Source material START
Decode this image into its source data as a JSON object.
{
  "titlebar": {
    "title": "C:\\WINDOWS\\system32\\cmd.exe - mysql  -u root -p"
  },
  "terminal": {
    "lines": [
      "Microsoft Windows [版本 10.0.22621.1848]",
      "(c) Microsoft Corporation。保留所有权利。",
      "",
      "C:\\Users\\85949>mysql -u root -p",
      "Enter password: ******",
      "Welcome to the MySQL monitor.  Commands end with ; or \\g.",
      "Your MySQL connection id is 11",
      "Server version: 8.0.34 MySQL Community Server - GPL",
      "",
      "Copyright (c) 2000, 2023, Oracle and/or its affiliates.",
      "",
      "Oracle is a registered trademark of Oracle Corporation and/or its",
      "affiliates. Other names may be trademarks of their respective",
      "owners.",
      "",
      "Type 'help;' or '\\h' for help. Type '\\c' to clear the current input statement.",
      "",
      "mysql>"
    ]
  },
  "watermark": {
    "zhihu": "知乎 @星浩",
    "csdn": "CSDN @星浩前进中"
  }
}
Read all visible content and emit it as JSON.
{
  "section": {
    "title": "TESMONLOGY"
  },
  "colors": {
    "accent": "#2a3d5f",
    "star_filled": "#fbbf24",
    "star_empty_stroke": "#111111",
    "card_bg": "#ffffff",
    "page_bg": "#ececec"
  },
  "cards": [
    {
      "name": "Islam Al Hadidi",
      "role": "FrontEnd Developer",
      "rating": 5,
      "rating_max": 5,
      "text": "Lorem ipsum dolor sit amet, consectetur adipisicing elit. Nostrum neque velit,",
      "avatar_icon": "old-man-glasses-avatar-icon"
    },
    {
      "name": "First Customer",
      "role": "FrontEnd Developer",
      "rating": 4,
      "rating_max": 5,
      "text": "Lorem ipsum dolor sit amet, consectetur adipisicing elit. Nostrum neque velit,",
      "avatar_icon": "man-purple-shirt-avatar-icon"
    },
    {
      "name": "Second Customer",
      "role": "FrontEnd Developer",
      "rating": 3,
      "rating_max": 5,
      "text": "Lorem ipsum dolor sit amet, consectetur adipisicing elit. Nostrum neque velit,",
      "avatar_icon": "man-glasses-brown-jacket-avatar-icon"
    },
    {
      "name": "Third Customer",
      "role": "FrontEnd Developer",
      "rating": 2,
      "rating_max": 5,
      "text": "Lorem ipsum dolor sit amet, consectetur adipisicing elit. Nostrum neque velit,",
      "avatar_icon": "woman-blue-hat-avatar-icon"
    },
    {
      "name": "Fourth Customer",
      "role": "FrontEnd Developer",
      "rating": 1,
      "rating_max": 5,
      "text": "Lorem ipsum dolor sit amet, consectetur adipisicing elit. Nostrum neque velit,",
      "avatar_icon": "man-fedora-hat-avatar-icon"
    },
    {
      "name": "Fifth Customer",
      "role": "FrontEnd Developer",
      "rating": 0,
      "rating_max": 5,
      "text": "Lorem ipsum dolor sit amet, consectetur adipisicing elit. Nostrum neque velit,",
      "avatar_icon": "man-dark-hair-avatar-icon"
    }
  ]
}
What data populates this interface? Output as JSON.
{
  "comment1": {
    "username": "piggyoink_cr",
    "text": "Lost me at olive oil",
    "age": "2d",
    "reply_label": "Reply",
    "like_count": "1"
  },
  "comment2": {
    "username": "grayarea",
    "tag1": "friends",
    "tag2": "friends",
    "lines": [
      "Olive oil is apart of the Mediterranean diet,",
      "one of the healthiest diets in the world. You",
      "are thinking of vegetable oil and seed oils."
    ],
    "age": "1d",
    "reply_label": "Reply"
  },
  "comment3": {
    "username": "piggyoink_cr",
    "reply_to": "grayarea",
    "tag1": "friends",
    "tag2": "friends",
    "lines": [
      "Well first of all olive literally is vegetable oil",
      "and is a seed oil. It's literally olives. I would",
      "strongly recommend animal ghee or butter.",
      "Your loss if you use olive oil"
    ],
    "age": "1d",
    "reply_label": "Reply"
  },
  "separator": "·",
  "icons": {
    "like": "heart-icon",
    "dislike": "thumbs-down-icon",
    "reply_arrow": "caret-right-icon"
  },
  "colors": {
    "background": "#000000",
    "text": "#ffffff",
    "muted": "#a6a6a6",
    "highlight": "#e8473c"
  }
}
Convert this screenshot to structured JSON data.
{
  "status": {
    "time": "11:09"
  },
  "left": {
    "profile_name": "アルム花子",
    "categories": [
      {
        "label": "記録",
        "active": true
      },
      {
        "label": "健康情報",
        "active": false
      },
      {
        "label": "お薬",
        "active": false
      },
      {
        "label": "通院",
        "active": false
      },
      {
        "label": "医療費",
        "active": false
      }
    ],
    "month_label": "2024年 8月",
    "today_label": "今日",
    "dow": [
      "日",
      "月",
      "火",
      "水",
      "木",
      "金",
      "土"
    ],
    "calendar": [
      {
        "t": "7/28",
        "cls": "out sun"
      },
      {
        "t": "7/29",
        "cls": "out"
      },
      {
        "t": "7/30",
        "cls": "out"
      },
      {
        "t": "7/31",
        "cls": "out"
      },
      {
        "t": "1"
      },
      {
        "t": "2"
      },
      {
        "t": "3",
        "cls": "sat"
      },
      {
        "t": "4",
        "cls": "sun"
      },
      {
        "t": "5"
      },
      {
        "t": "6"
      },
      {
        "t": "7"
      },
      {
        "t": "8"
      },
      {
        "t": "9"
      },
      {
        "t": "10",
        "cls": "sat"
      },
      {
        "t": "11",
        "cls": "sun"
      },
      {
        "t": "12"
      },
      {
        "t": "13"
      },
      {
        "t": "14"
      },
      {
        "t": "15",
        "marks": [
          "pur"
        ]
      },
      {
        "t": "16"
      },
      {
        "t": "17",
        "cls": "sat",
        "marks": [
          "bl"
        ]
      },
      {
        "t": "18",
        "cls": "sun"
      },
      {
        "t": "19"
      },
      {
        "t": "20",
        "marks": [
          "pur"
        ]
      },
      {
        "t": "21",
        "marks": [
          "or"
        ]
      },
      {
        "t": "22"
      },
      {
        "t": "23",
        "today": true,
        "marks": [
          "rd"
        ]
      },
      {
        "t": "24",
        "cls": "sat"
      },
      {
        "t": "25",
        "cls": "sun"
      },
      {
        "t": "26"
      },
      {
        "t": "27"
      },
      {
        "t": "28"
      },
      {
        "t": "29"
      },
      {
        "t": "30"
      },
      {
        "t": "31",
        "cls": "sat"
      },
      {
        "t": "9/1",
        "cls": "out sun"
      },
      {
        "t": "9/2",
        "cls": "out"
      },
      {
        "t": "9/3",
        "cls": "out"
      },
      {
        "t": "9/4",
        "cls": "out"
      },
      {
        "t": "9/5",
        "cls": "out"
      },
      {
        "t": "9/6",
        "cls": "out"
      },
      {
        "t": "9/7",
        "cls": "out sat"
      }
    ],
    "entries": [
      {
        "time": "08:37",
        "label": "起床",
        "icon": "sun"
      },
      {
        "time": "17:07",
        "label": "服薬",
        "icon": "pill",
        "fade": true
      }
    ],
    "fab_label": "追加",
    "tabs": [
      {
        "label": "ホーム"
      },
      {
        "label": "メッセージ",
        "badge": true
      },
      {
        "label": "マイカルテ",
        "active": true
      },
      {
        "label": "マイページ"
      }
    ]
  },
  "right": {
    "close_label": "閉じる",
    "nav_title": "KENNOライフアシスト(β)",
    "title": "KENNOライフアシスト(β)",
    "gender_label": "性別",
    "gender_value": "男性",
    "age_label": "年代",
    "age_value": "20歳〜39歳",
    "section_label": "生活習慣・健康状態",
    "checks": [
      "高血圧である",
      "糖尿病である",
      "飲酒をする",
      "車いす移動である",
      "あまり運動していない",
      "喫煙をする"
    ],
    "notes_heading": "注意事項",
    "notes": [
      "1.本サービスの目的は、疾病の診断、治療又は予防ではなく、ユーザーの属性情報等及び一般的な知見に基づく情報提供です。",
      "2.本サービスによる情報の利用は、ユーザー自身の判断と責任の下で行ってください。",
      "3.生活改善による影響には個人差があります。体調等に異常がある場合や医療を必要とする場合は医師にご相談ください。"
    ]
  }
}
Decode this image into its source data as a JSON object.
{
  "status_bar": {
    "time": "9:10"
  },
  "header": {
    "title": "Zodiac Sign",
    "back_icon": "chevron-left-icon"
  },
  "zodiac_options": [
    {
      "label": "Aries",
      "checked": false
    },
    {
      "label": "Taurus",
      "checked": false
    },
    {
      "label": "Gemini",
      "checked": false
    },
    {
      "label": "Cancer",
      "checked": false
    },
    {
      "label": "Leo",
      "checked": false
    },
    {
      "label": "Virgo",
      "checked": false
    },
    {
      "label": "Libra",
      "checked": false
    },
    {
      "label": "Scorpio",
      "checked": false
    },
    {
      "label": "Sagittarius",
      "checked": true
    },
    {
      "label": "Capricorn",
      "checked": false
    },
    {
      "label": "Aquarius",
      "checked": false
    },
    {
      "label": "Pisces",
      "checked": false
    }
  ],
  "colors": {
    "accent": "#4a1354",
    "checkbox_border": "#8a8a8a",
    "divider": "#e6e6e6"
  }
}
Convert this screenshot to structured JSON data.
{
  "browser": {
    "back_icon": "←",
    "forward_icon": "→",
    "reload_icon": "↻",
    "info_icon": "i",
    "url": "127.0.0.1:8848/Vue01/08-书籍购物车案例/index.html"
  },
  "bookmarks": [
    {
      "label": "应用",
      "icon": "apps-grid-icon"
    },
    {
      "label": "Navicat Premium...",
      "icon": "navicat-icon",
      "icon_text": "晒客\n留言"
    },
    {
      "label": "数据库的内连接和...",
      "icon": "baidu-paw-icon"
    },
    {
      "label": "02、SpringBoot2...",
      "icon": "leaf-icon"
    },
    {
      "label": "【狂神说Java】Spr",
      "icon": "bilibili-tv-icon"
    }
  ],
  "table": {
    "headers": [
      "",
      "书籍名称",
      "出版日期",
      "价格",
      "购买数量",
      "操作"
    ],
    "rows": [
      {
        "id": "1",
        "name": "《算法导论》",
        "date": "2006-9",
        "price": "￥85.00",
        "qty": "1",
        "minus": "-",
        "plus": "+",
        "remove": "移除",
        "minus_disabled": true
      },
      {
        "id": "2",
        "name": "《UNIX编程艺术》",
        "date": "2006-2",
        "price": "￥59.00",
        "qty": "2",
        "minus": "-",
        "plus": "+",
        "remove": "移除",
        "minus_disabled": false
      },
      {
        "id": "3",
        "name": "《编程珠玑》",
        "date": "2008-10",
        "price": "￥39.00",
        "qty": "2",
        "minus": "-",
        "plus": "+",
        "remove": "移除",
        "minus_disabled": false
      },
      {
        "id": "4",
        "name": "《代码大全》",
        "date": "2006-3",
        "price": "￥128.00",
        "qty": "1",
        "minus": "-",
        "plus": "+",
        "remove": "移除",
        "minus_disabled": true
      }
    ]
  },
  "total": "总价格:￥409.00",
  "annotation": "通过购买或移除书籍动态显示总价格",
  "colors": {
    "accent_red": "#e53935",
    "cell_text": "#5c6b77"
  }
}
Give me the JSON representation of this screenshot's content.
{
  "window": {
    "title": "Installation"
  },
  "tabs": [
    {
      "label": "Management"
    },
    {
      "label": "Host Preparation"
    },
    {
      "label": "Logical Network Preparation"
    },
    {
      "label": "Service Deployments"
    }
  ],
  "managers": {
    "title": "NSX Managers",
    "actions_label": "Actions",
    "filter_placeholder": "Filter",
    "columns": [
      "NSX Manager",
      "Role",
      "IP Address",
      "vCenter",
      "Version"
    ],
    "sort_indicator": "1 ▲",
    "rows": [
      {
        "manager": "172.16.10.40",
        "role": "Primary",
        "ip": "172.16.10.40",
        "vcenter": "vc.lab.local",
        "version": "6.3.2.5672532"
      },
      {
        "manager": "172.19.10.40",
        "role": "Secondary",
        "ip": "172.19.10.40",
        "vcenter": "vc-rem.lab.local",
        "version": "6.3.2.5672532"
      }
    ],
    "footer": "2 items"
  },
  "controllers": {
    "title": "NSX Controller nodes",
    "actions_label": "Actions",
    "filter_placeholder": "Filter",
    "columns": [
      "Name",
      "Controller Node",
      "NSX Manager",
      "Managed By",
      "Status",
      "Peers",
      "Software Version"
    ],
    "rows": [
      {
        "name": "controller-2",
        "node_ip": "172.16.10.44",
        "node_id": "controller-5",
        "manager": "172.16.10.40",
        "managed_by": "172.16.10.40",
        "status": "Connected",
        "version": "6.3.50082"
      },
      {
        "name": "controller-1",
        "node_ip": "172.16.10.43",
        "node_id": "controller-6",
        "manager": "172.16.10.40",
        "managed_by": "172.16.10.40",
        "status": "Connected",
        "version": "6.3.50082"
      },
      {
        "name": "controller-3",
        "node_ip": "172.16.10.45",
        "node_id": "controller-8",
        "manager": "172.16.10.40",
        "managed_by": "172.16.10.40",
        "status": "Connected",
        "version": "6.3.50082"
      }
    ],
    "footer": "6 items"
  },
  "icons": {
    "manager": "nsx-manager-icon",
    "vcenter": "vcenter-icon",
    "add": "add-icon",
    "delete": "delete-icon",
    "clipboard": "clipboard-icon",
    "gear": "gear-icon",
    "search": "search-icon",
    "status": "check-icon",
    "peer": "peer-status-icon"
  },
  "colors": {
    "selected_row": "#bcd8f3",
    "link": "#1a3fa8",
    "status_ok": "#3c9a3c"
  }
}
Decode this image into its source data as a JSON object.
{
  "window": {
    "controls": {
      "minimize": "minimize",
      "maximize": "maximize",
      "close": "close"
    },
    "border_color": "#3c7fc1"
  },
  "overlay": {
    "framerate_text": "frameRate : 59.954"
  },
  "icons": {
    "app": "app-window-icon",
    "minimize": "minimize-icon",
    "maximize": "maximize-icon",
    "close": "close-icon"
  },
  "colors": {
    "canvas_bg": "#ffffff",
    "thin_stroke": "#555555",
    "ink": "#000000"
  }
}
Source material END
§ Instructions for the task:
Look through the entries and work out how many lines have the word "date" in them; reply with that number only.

§ Exercise result:
4